“On Thursday, March 19, Secretary Azar hosted the latest in a series of teleconferences with counterparts from the G7 core countries. The senior officials continued their sharing of information on measures being taken to combat COVID-19, as cases increase in every G7 country. They discussed some of the similar measures that are being taken, including social distancing, travel restrictions, plans for maintaining the availability of necessary medical supplies, optimizing testing procedures, and work on possible vaccines and treatments. The senior officials expressed their hope that these measures and the sharing of outcomes will help slow the spread of the disease, while new capabilities and tools become available to help manage the disease across all countries…” (3/19).
- CDC Issues TB-Focused MMWRs In Advance Of World TB Day On March 24
CDC’s “Morbidity and Mortality Weekly Report”: World TB Day — March 24, 2020 (3/20).
CDC’s “Morbidity and Mortality Weekly Report”: Global Epidemiology of Tuberculosis and Progress Toward Meeting Global Targets — Worldwide, 2018 (MacNeil et al., 3/20).
- KFF Resources Examine U.S. Military's COVID-19 Response, Case Numbers Globally, Other Aspects Of Outbreak
KFF: The U.S. Military and the Domestic Coronavirus Response: Key Questions

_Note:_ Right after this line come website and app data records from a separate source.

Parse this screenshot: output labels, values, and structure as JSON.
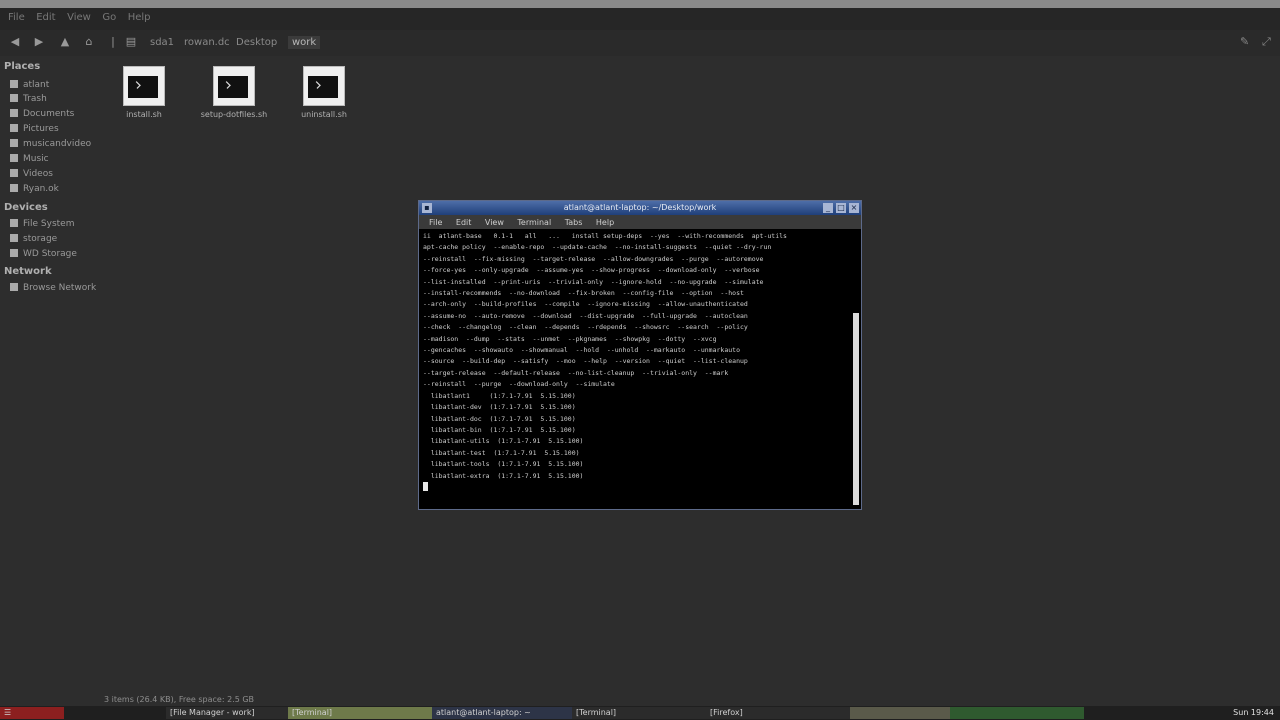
{
  "menubar": {
    "items": [
      "File",
      "Edit",
      "View",
      "Go",
      "Help"
    ]
  },
  "toolbar": {
    "breadcrumbs": [
      "sda1",
      "rowan.dc",
      "Desktop",
      "work"
    ],
    "active_breadcrumb": "work"
  },
  "sidebar": {
    "places_header": "Places",
    "places": [
      "atlant",
      "Trash",
      "Documents",
      "Pictures",
      "musicandvideo",
      "Music",
      "Videos",
      "Ryan.ok"
    ],
    "devices_header": "Devices",
    "devices": [
      "File System",
      "storage",
      "WD Storage"
    ],
    "network_header": "Network",
    "network": [
      "Browse Network"
    ]
  },
  "desktop_files": [
    {
      "name": "install.sh"
    },
    {
      "name": "setup-dotfiles.sh"
    },
    {
      "name": "uninstall.sh"
    }
  ],
  "terminal": {
    "title": "atlant@atlant-laptop: ~/Desktop/work",
    "menu": [
      "File",
      "Edit",
      "View",
      "Terminal",
      "Tabs",
      "Help"
    ],
    "lines": [
      "ii  atlant-base   0.1-1   all   ...   install setup-deps  --yes  --with-recommends  apt-utils",
      "apt-cache policy  --enable-repo  --update-cache  --no-install-suggests  --quiet --dry-run",
      "--reinstall  --fix-missing  --target-release  --allow-downgrades  --purge  --autoremove",
      "--force-yes  --only-upgrade  --assume-yes  --show-progress  --download-only  --verbose",
      "--list-installed  --print-uris  --trivial-only  --ignore-hold  --no-upgrade  --simulate",
      "--install-recommends  --no-download  --fix-broken  --config-file  --option  --host",
      "--arch-only  --build-profiles  --compile  --ignore-missing  --allow-unauthenticated",
      "--assume-no  --auto-remove  --download  --dist-upgrade  --full-upgrade  --autoclean",
      "--check  --changelog  --clean  --depends  --rdepends  --showsrc  --search  --policy",
      "--madison  --dump  --stats  --unmet  --pkgnames  --showpkg  --dotty  --xvcg",
      "--gencaches  --showauto  --showmanual  --hold  --unhold  --markauto  --unmarkauto",
      "--source  --build-dep  --satisfy  --moo  --help  --version  --quiet  --list-cleanup",
      "--target-release  --default-release  --no-list-cleanup  --trivial-only  --mark",
      "--reinstall  --purge  --download-only  --simulate",
      "  libatlant1     (1:7.1-7.91  5.15.100)",
      "  libatlant-dev  (1:7.1-7.91  5.15.100)",
      "  libatlant-doc  (1:7.1-7.91  5.15.100)",
      "  libatlant-bin  (1:7.1-7.91  5.15.100)",
      "  libatlant-utils  (1:7.1-7.91  5.15.100)",
      "  libatlant-test  (1:7.1-7.91  5.15.100)",
      "  libatlant-tools  (1:7.1-7.91  5.15.100)",
      "  libatlant-extra  (1:7.1-7.91  5.15.100)"
    ]
  },
  "statusbar": {
    "text": "3 items (26.4 KB), Free space: 2.5 GB"
  },
  "taskbar": {
    "items": [
      "[File Manager - work]",
      "[Terminal]",
      "atlant@atlant-laptop: ~",
      "[Terminal]",
      "[Firefox]"
    ],
    "clock": "Sun 19:44"
  },
  "colors": {
    "background": "#2d2d2d",
    "terminal_bg": "#000000",
    "title_gradient_top": "#4e6ea8",
    "title_gradient_bottom": "#1f3f7a"
  }
}
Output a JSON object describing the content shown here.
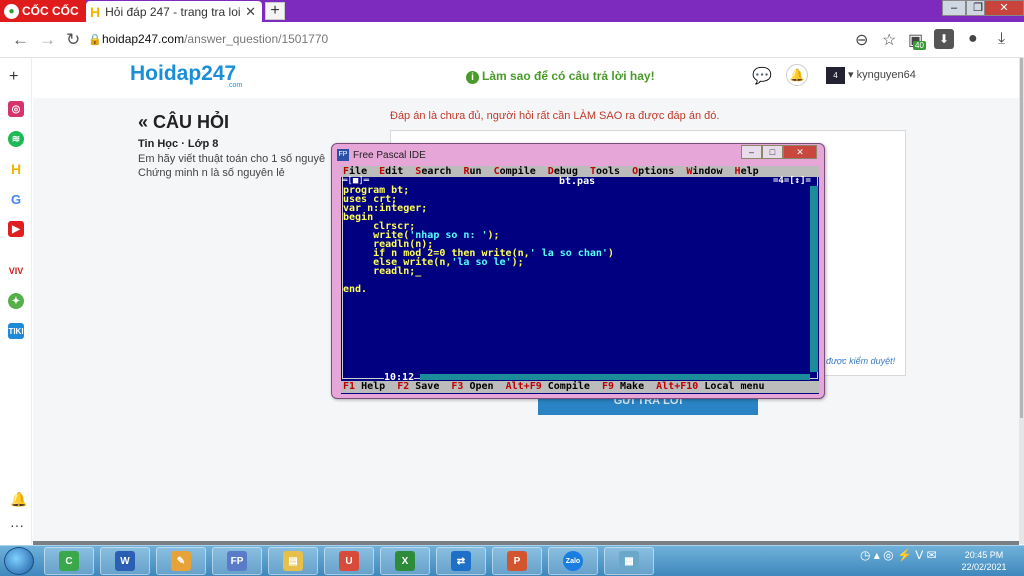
{
  "browser": {
    "brand_label": "CỐC CỐC",
    "tab_title": "Hỏi đáp 247 - trang tra loi",
    "url_host": "hoidap247.com",
    "url_path": "/answer_question/1501770",
    "download_badge": "40"
  },
  "site": {
    "brand": "Hoidap247",
    "brand_sub": ".com",
    "help_text": "Làm sao để có câu trả lời hay!",
    "username": "kynguyen64"
  },
  "question": {
    "heading": "« CÂU HỎI",
    "meta": "Tin Học · Lớp 8",
    "text": "Em hãy viết thuật toán cho 1 số nguyê Chứng minh n là số nguyên lẻ"
  },
  "answer": {
    "warning": "Đáp án là chưa đủ, người hỏi rất cần LÀM SAO ra được đáp án đó.",
    "pending": "được kiểm duyệt!",
    "submit_label": "GỬI TRẢ LỜI"
  },
  "pascal": {
    "window_title": "Free Pascal IDE",
    "menu": [
      "File",
      "Edit",
      "Search",
      "Run",
      "Compile",
      "Debug",
      "Tools",
      "Options",
      "Window",
      "Help"
    ],
    "file_name": "bt.pas",
    "window_number": "=4=[↕]=",
    "frame_left": "═[■]═",
    "code_lines": [
      "program bt;",
      "uses crt;",
      "var n:integer;",
      "begin",
      "     clrscr;",
      "     write('nhap so n: ');",
      "     readln(n);",
      "     if n mod 2=0 then write(n,' la so chan')",
      "     else write(n,'la so le');",
      "     readln;_",
      "",
      "end."
    ],
    "cursor_pos": "10:12",
    "status": [
      {
        "key": "F1",
        "label": "Help"
      },
      {
        "key": "F2",
        "label": "Save"
      },
      {
        "key": "F3",
        "label": "Open"
      },
      {
        "key": "Alt+F9",
        "label": "Compile"
      },
      {
        "key": "F9",
        "label": "Make"
      },
      {
        "key": "Alt+F10",
        "label": "Local menu"
      }
    ]
  },
  "taskbar": {
    "clock_time": "20:45 PM",
    "clock_date": "22/02/2021",
    "apps": [
      "coccoc-icon",
      "word-icon",
      "paint-icon",
      "freepascal-icon",
      "explorer-icon",
      "unikey-icon",
      "excel-icon",
      "teamviewer-icon",
      "powerpoint-icon",
      "zalo-icon",
      "notepad-icon"
    ]
  },
  "colors": {
    "pascal_bg": "#000080",
    "pascal_code": "#ffff55",
    "pascal_string": "#55ffff",
    "taskbar": "#3f88bd",
    "tabbar": "#7d2abf"
  }
}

Governors, presidential candidates, and others have asked for military assistance for domestic coronavirus response, and President Trump has stated he is working with states and the Department of Defense to have the military provide additional resources and assets. This brief answers key questions about potential U.S. military engagement in the domestic response to the coronavirus (Michaud/Moss, 3/20).
KFF: COVID-19 Coronavirus Tracker — Updated as of March 19, 2020 (3/19).
KFF: Coronavirus (COVID-19) Outbreak Glossary (3/18).
Additional KFF COVID-19 resources, including those focused on the response and impact within the U.S., are available here.